Stem cells, potential source of cancer-fighting T cells

September 20, 2011
Adult stem cells from mice converted to antigen-specific T cells -- the immune cells that fight cancer tumor cells -- show promise in cancer immunotherapy and may lead to a simpler, more efficient way to use the body's immune ...

Recommended for you

Brain powered: Increased physical activity among breast cancer survivors boosts cognition

September 19, 2017
It is estimated that up to 75 percent of breast cancer survivors experience problems with cognitive difficulties following treatments, perhaps lasting years. Currently, few science-based options are available to help.

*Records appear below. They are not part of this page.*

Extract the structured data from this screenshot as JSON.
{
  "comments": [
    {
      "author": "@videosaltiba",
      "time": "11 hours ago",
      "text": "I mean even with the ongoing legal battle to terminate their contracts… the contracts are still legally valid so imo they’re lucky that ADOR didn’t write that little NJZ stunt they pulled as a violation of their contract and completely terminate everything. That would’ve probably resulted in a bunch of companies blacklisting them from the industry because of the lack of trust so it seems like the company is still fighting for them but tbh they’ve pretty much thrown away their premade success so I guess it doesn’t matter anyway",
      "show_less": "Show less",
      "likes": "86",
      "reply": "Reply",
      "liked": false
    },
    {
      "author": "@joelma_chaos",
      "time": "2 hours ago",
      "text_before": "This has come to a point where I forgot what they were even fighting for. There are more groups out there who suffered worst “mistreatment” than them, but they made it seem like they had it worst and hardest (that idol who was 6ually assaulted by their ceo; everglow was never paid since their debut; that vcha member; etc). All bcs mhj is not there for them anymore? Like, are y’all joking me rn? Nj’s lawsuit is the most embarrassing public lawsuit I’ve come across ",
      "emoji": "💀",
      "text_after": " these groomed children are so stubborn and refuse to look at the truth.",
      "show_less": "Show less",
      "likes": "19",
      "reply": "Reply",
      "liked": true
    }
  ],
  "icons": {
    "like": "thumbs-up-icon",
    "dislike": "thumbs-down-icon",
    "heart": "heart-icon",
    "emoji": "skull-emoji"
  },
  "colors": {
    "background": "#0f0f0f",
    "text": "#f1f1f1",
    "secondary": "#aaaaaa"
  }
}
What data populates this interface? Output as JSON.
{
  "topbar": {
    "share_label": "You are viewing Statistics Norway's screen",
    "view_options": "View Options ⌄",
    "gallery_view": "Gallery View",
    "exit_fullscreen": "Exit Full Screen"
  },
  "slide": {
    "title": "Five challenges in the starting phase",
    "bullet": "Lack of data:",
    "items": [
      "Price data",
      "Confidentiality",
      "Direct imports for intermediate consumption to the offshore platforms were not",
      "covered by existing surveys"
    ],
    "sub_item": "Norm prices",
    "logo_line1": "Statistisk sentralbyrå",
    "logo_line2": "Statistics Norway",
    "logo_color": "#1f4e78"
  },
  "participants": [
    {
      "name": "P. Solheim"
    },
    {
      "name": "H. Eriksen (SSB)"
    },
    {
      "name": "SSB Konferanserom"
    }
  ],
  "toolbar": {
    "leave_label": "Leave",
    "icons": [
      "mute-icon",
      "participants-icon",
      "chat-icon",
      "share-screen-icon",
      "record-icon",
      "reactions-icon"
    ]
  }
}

In ...

Targeted antibiotic use may help cure chronic myeloid leukaemia

September 19, 2017
The antibiotic tigecycline, when used in combination with current treatment, may hold the key to eradicating chronic myeloid leukaemia (CML) cells, according to new research.

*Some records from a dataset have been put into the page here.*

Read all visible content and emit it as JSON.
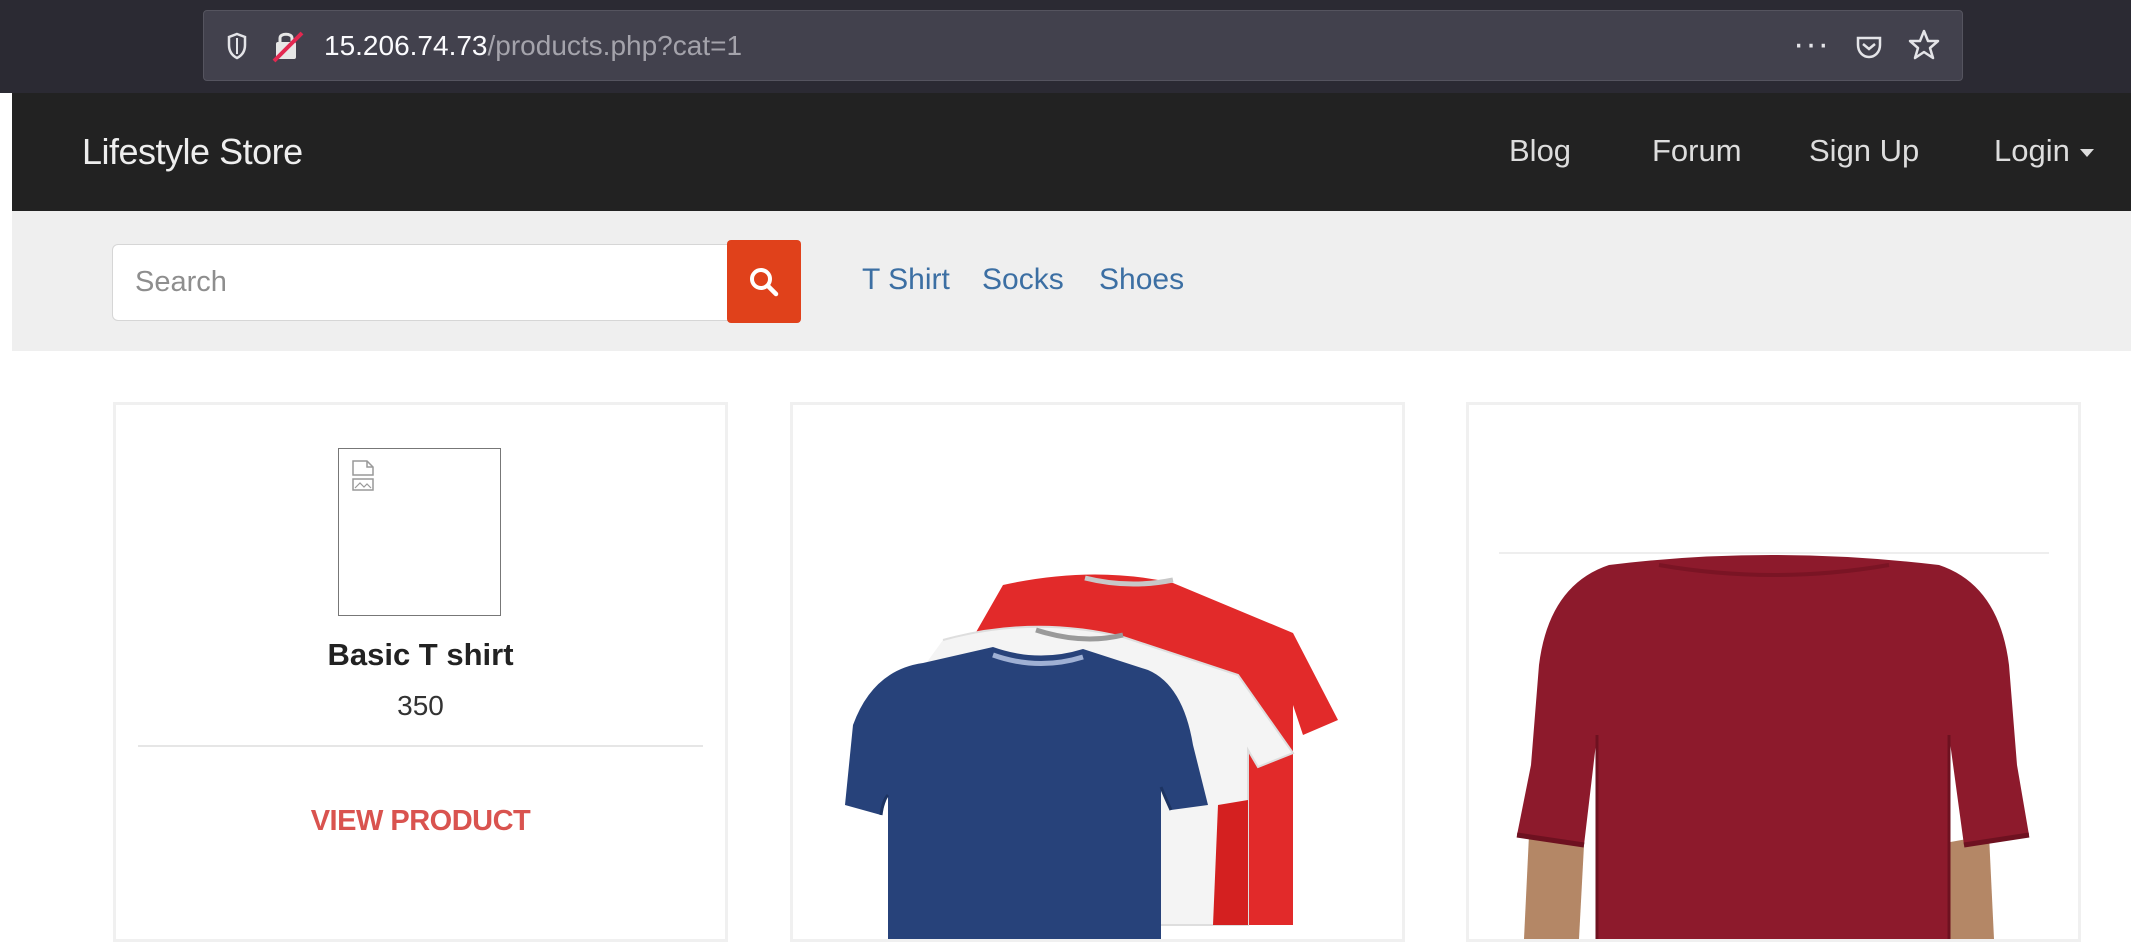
{
  "browser": {
    "url_host": "15.206.74.73",
    "url_path": "/products.php?cat=1",
    "more_label": "···",
    "icons": [
      "shield-icon",
      "insecure-lock-icon",
      "pocket-icon",
      "bookmark-star-icon"
    ]
  },
  "navbar": {
    "brand": "Lifestyle Store",
    "links": [
      "Blog",
      "Forum",
      "Sign Up",
      "Login"
    ]
  },
  "search": {
    "placeholder": "Search",
    "button_icon": "search-icon"
  },
  "categories": [
    "T Shirt",
    "Socks",
    "Shoes"
  ],
  "products": [
    {
      "name": "Basic T shirt",
      "price": "350",
      "action": "VIEW PRODUCT",
      "image": "broken-image-icon"
    },
    {
      "image": "tshirt-stack-photo"
    },
    {
      "image": "maroon-longsleeve-photo"
    }
  ],
  "colors": {
    "navbar_bg": "#222222",
    "search_button": "#e0411b",
    "category_link": "#3c6fa3",
    "view_product": "#d9534f"
  }
}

Researchers compose guidelines for handling CAR T cell side effects

September 19, 2017
Immune-cell based therapies opening a new frontier for cancer treatment carry unique, potentially lethal side effects that provide a new challenge for oncologists, one addressed by a team led by clinicians at The University ...

Bone marrow protein a 'magnet' for passing prostate cancer cells

September 19, 2017
Scientists at the University of York have shown that a protein in the bone marrow acts like a 'magnetic docking station' for prostate cancer cells, helping them grow and spread outside of the prostate.

Brain cancer breakthrough could provide better treatment

September 19, 2017
A new discovery about the most common type of childhood brain cancer could transform treatment for young patients by enabling doctors to give the most effective therapies.

A new paradigm for treating transcription factor-driven cancers

September 18, 2017
In the current issue of Proceedings of the National Academy of Sciences, researchers from Nationwide Children's Hospital describe a new paradigm for treating transcription factor-driven cancers. The study focuses on Ewing ...

0 comments

Please sign in to add a comment. Registration is free, and takes less than a minute. Read more

Click here to reset your password.
Sign in to get notified via email when new comments are made.